The congressman said his adrenaline was still high when, he estimated, 20 to 30 passengers at Dulles airport recognized him as he was walking to his gate.
“I was just doing my job, which is being part of a democratic society here and trying to keep our democratic system in place,” Correa said by phone Saturday.
“They started lobbing all kinds of statements and just getting in my face, and I wouldn’t back off,” he said, with the video showing a large man at one point inches from Correa’s face. “It was a situation where they were amped up and I have no idea why they came at me. Then I was surrounded by them and I stood my ground.”
It’s unclear what the hecklers’ specific grievances were. They made references to China, Antifa and the insurgency at the Capitol.
One man repeatedly shouted: “Your lie has been exposed.” He then adds, pointing his finger at Correa: “This is not a democracy.
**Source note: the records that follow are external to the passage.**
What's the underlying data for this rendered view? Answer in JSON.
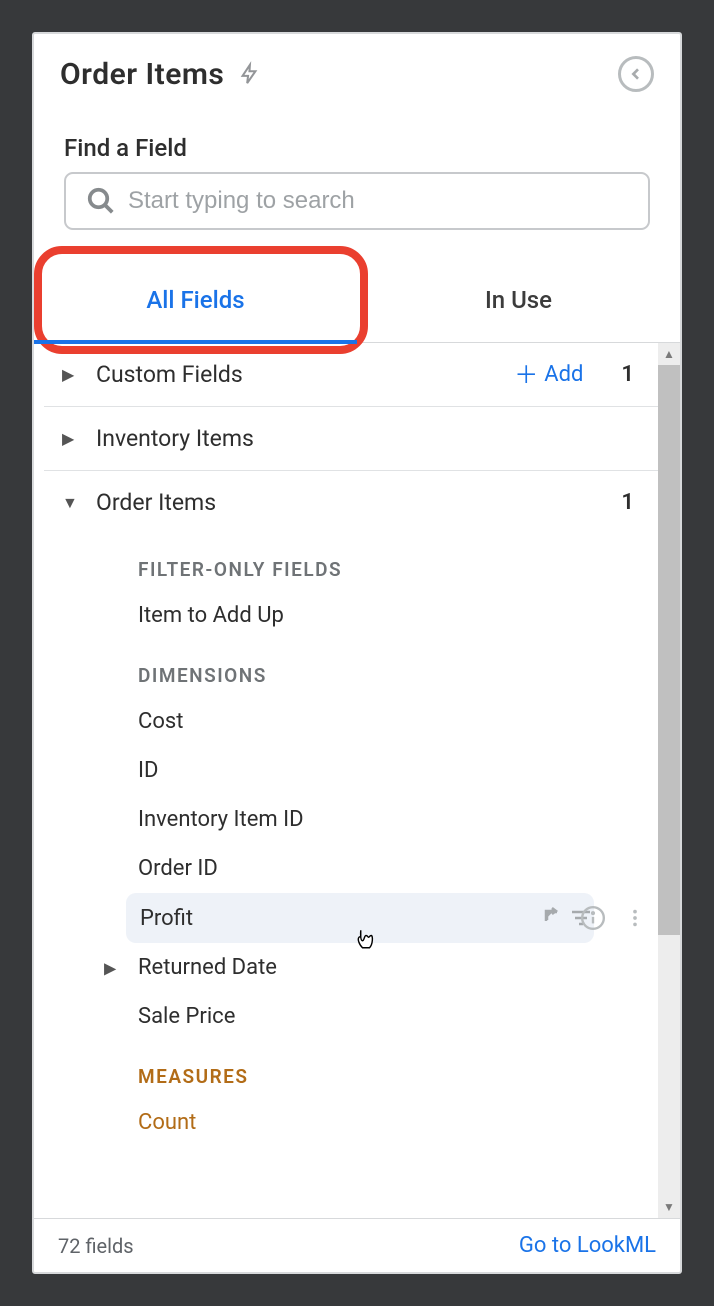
{
  "header": {
    "title": "Order Items"
  },
  "search": {
    "label": "Find a Field",
    "placeholder": "Start typing to search"
  },
  "tabs": {
    "all_fields": "All Fields",
    "in_use": "In Use"
  },
  "sections": {
    "custom_fields": {
      "name": "Custom Fields",
      "add_label": "Add",
      "count": "1"
    },
    "inventory_items": {
      "name": "Inventory Items"
    },
    "order_items": {
      "name": "Order Items",
      "count": "1",
      "filter_only_label": "FILTER-ONLY FIELDS",
      "filter_only_items": [
        "Item to Add Up"
      ],
      "dimensions_label": "DIMENSIONS",
      "dimensions_items": [
        "Cost",
        "ID",
        "Inventory Item ID",
        "Order ID",
        "Profit",
        "Returned Date",
        "Sale Price"
      ],
      "measures_label": "MEASURES",
      "measures_items": [
        "Count"
      ]
    }
  },
  "footer": {
    "count_text": "72 fields",
    "lookml_link": "Go to LookML"
  }
}
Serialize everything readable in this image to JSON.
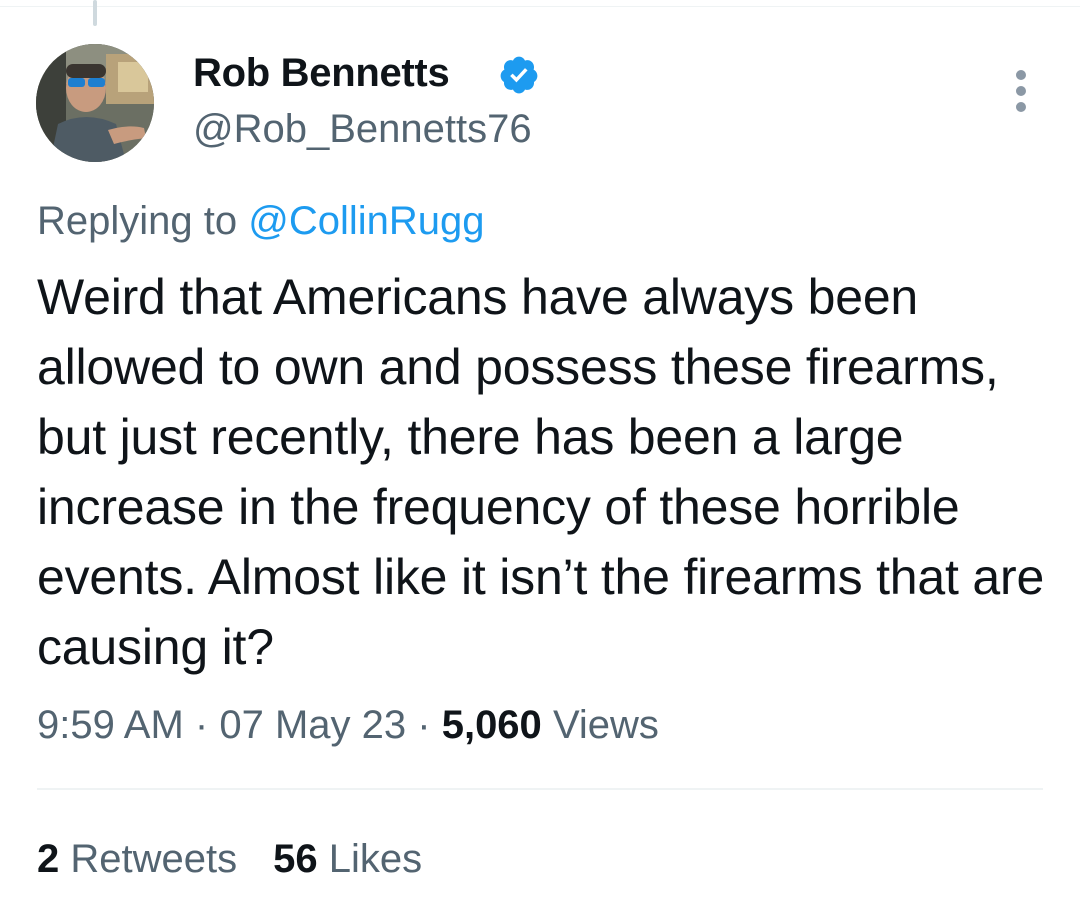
{
  "tweet": {
    "author": {
      "display_name": "Rob Bennetts",
      "handle": "@Rob_Bennetts76",
      "verified_icon": "verified-badge-icon",
      "avatar": "profile-photo"
    },
    "more_icon": "more-options-icon",
    "reply_context": {
      "prefix": "Replying to",
      "mention": "@CollinRugg"
    },
    "text": "Weird that Americans have always been allowed to own and possess these firearms, but just recently, there has been a large increase in the frequency of these horrible events. Almost like it isn’t the firearms that are causing it?",
    "time": "9:59 AM",
    "separator": "·",
    "date": "07 May 23",
    "views_count": "5,060",
    "views_label": "Views",
    "retweets_count": "2",
    "retweets_label": "Retweets",
    "likes_count": "56",
    "likes_label": "Likes"
  },
  "colors": {
    "text_primary": "#0f1419",
    "text_secondary": "#536471",
    "accent": "#1d9bf0",
    "divider": "#eff3f4"
  }
}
It’s a republic.”
Later, someone said, “Nobody here voted for you,” to which Correa responds by saying that he received 70% of the vote in the most recent election. (Correa received 68.8% in the 2020 balloting.)
A man called Correa “a (expletive) rat” upon learning that he is a Democrat.
And Correa shouted back at a woman who told him to go work in China.
“Maybe Russia is better,” Correa said. “Comrade! Comrade!”
The tape was edited at some point. The final couple of seconds show a security guard talking to travelers.
Correa said it took several minutes for airport police to show up. The crowd quickly dispersed when police came. But Correa said he was shocked the harassment was allowed to go on as long as it did in a place where security is supposed to be so tight.
“I was quite surprised how brazen they were,” Correa said.
He said he also was surprised to learn when he followed up Friday that, to his understanding, the police had only taken down his name and had not questioned or detained any of the people who harassed him.
“No one was arrested or charged in the incident, so I don’t have any more information about what happened,” said Rob Yingling, a spokesman for the Metropolitan Washington Airports Authority on Saturday. He said airport officials do not discuss specifics about security operations or tactics.
Correa said he was more confused than afraid during the encounter. He’s a self-described kid from “the hood,” having been born in East Los Angeles, spending his younger years in Mexico and growing up largely in Anaheim. He said he’s had guns put to his gut and knives waved his way.
As a state assemblyman and senator, and one of the first Democrats elected to such offices out of Orange County, Correa said he’s had many tense exchanges with citizens. That was particularly true 20 years ago, when immigration debates in California were dominating the news. But such encounters typically happened during rallies or involved just a person or two, he said, not dozens surrounding him and accusing him of things that simply aren’t true.
“I’ve never seen our nation so divided,” he said.
“I’m OK with people coming up and expressing their anger and what have you. It’s another thing when people go out of their way to surround you and go after you.”
Correa said he’s glad he stood his ground, but also said he didn’t feel like he had a choice. There was nowhere for him to go.
Despite what happened, Correa said that he cannot wait to get back on a plane and head back to Washington on Monday, when House members plan to introduce legislation calling for Trump’s impeachment.
He also is holding on to one silver lining.
“One thing I saw Wednesday, when we were under attack, under siege in Congress, was the members of the House, Democrats and Republicans, stood together to help each other out.”
Correa said he’s optimistic that leaders can hold onto that sense of unity as Biden takes office. And he hopes the example they set will carry down to the people, so healing can begin.